Among the entries below, how many lines include the string "value"? Answer with only the number.

-*-*-

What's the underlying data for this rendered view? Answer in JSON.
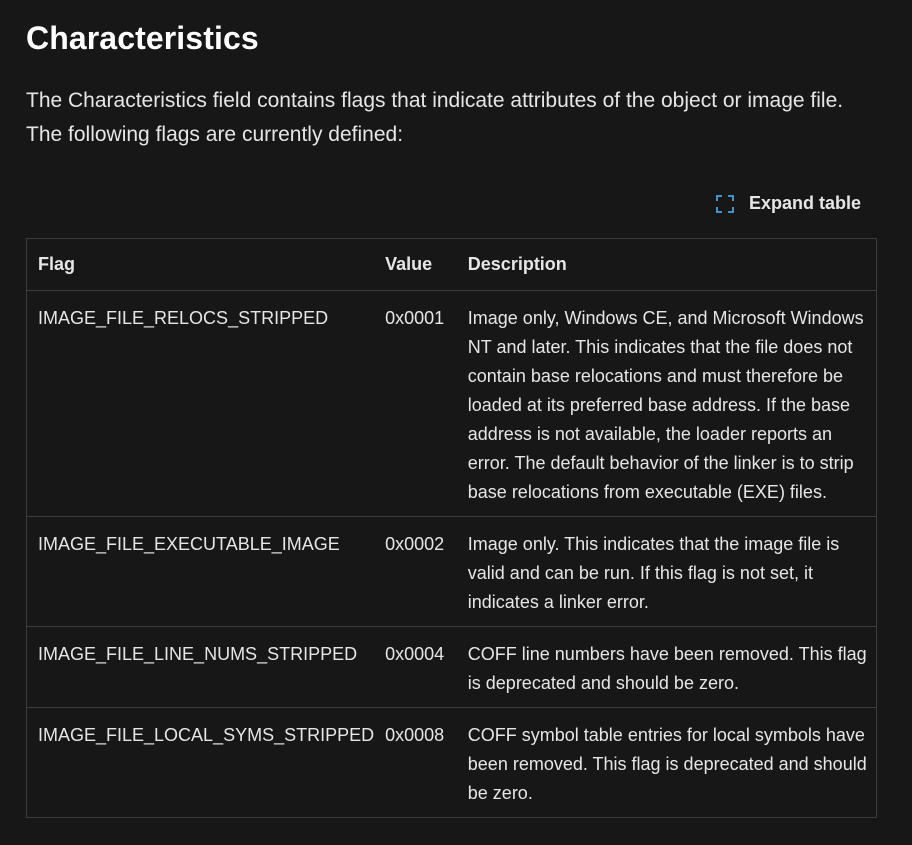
{
  "heading": "Characteristics",
  "intro": "The Characteristics field contains flags that indicate attributes of the object or image file. The following flags are currently defined:",
  "expand_table": {
    "label": "Expand table",
    "icon": "expand-icon"
  },
  "table": {
    "headers": {
      "flag": "Flag",
      "value": "Value",
      "description": "Description"
    },
    "rows": [
      {
        "flag": "IMAGE_FILE_RELOCS_STRIPPED",
        "value": "0x0001",
        "description": "Image only, Windows CE, and Microsoft Windows NT and later. This indicates that the file does not contain base relocations and must therefore be loaded at its preferred base address. If the base address is not available, the loader reports an error. The default behavior of the linker is to strip base relocations from executable (EXE) files."
      },
      {
        "flag": "IMAGE_FILE_EXECUTABLE_IMAGE",
        "value": "0x0002",
        "description": "Image only. This indicates that the image file is valid and can be run. If this flag is not set, it indicates a linker error."
      },
      {
        "flag": "IMAGE_FILE_LINE_NUMS_STRIPPED",
        "value": "0x0004",
        "description": "COFF line numbers have been removed. This flag is deprecated and should be zero."
      },
      {
        "flag": "IMAGE_FILE_LOCAL_SYMS_STRIPPED",
        "value": "0x0008",
        "description": "COFF symbol table entries for local symbols have been removed. This flag is deprecated and should be zero."
      }
    ]
  },
  "colors": {
    "background": "#171717",
    "text": "#e6e6e6",
    "border": "#3c3c3c"
  }
}
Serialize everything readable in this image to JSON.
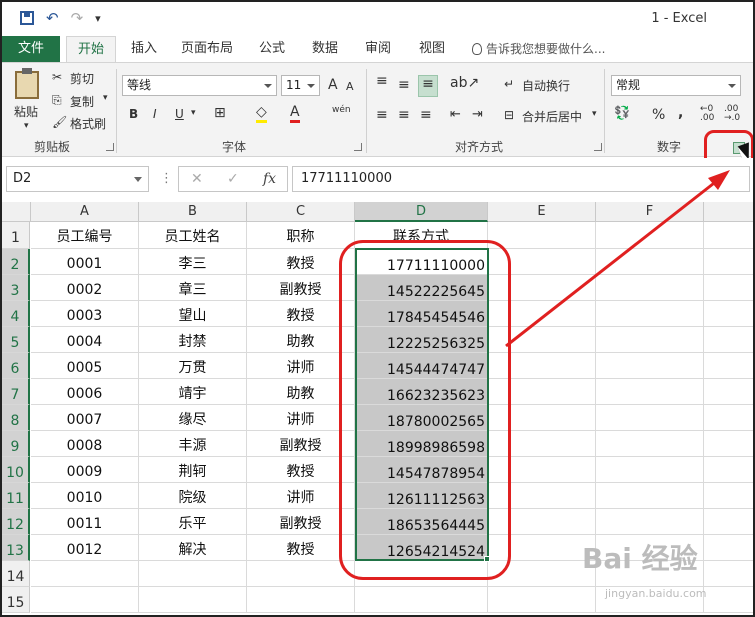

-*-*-

▶ ANSWER FOR THIS EXERCISE
5